▶ [ACTION ITEM]:
Working from the listing below, pick each line containing the word "glyph" and copy it.

▶ [SOURCE RECORDS]:
◆ ◆ ◆ ◆
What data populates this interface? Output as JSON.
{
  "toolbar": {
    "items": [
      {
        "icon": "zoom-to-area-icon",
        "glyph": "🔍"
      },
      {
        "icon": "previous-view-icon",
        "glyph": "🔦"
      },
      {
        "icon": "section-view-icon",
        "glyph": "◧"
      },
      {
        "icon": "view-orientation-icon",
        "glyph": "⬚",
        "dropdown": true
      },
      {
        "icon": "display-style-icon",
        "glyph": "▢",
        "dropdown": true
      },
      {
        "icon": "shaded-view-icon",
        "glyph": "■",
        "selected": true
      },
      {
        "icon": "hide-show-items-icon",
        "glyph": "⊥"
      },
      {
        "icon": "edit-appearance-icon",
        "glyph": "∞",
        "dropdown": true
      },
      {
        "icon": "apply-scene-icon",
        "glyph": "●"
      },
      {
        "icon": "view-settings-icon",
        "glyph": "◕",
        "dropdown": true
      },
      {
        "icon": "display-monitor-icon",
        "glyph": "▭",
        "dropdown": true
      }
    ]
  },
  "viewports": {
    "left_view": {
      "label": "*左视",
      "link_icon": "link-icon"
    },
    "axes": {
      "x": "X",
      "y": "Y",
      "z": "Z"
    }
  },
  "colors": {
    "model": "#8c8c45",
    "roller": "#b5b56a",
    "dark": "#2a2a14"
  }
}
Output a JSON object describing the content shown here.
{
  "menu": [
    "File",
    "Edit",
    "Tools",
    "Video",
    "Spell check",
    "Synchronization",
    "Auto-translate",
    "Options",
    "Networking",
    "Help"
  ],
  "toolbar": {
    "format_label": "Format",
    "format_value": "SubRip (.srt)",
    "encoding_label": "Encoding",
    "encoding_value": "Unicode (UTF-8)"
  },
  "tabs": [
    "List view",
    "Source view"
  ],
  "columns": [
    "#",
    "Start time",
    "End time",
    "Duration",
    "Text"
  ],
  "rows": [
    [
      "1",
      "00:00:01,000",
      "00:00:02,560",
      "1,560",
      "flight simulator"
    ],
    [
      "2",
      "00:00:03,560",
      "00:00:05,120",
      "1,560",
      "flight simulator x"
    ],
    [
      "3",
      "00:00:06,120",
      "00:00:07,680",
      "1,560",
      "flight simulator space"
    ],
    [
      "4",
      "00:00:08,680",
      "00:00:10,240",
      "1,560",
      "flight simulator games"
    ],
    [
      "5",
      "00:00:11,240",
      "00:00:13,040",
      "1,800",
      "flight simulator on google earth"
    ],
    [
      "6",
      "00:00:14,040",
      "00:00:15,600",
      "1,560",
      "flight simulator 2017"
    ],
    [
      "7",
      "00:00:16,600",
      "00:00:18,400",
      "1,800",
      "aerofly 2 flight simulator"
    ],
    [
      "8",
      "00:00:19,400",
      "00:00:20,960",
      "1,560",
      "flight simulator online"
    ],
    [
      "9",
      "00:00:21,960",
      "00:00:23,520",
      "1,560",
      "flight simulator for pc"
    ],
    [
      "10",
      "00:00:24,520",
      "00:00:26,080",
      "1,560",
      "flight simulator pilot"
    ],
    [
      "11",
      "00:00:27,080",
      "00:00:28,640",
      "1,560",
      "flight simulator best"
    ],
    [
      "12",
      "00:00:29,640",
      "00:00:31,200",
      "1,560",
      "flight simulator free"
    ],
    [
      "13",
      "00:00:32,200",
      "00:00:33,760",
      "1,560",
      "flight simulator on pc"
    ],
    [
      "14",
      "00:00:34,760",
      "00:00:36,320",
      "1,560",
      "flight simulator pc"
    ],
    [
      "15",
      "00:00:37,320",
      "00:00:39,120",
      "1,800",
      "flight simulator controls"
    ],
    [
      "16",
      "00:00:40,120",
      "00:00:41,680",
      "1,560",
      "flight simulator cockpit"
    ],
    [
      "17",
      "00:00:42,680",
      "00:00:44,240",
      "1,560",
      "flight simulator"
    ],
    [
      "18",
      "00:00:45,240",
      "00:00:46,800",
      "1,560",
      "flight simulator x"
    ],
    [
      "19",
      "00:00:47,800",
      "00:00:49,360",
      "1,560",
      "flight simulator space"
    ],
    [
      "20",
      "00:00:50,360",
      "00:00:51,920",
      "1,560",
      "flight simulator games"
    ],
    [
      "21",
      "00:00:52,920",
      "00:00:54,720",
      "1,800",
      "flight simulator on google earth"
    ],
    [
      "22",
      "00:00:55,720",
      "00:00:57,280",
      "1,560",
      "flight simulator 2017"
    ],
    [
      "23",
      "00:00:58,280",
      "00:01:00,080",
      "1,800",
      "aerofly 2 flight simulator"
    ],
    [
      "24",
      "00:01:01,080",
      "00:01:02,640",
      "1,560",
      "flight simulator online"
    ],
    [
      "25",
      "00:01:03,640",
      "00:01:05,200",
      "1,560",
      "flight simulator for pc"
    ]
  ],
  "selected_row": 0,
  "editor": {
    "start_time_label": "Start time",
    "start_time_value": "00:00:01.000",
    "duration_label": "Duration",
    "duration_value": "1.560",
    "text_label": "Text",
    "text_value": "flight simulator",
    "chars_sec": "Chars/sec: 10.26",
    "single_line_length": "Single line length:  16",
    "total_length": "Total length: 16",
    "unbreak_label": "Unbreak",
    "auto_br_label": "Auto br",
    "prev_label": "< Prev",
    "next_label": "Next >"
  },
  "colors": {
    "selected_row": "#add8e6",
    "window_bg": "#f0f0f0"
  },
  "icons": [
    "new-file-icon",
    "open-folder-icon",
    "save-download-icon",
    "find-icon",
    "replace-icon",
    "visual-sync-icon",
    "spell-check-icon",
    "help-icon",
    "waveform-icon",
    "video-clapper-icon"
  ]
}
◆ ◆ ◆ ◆
▶ [ANSWER SECTION]:
        "glyph": "🔍"
        "glyph": "🔦"
        "glyph": "◧"
        "glyph": "⬚",
        "glyph": "▢",
        "glyph": "■",
        "glyph": "⊥"
        "glyph": "∞",
        "glyph": "●"
        "glyph": "◕",
        "glyph": "▭",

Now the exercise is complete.